The co-directors, Rob Epstein and Jeffrey Friedman, do show some interest in the ambiguity of the historical record: the film starts by providing the closest available version to the fairy tale version of her story, eliminating or downplaying all hints of violence or coercion, before doubling back to fill in the gaps. It’s not a very successful strategy though: it could only possibly have worked, it seems to me, if any viewer were sufficiently naïve or uninformed to be duped by the evasions of the first section, and even if they were, what would be the point? And in any event, placing the film as a straightforward exercise in blowing away the tinsel (such as it is) to show the grime beneath doesn’t maximize its effectiveness as a social or political touchstone. Saddled with a leadenly conventional approach in all other respects, including a massively overly reticent approach to sexual matters in the circumstances, Lovelace fills time efficiently enough, but no more.

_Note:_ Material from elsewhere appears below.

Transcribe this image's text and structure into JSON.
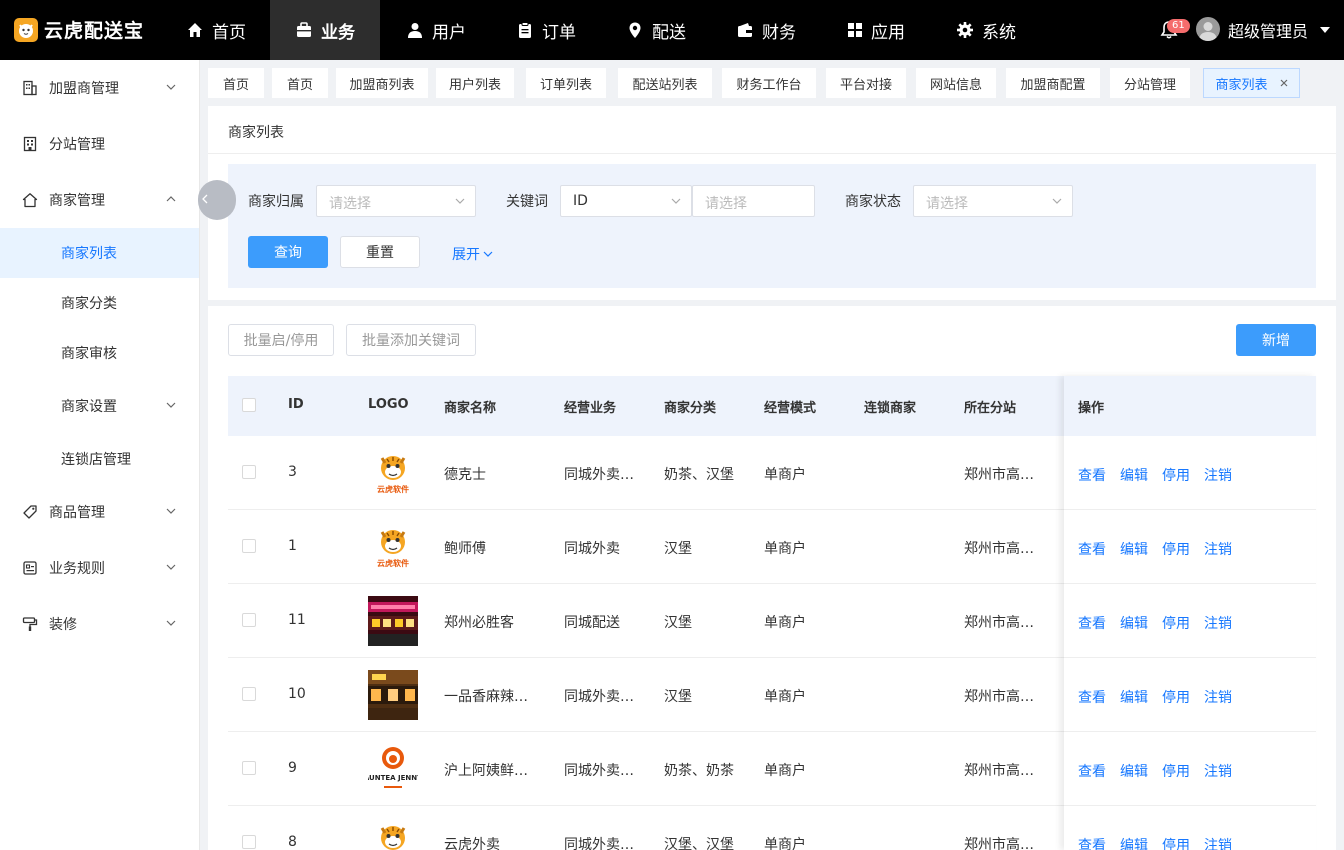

Images of domesticity
Seyfried’s performance is fairly bland, which might have worked in a different context, but here just feels, well, bland. Linda Barnard pointed out how the supporting cast is filled with actors who’ve either been involved in their own “sordid screen sexploits” or else carry some other relevant connotation – Sharon Stone (as her mother), Chloe Sevigny, Chris Noth, James Franco. Perhaps the intention was to suggest the broad scope of Lovelace’s ongoing relevance, but it feels more like one of those self-congratulatory jaunts where the slightest part has to be filled by a recognizable name. In particular, the filming of Deep Throat – with Bobby Cannavale and Hank Azaria as the creative powers – comes across as an absolute hoot, in as convivial and nurturing an environment as one imagines the Sesame Street set to be.
The film ends in the late seventies, sketching her initial steps to remake her image, briefly summarizing her contentment as a wife and mother and her reconciliation with her parents. In a TV interview, she says she only spent a total of seventeen days in the porn business, and asks why that should define her life - a fair question, but not one the film can seriously engage with, given how it expends the bulk of its own efforts on that same period and its immediate aftermath. And it’s no surprise that it presents its images of domesticity as entirely positive, with no acknowledgment that in the big scheme of things, more women have been wronged in kitchens, living rooms and bedrooms than on the sets of porn movies. Still, maybe Epstein and Friedman’s failure to grapple more effectively with the messy trajectory of Linda Boreman/Lovelace/Traynor/Marciano constitutes the film’s most meaningful statement about her, if it means she lived something beyond the easy grasp of Hollywood simplification.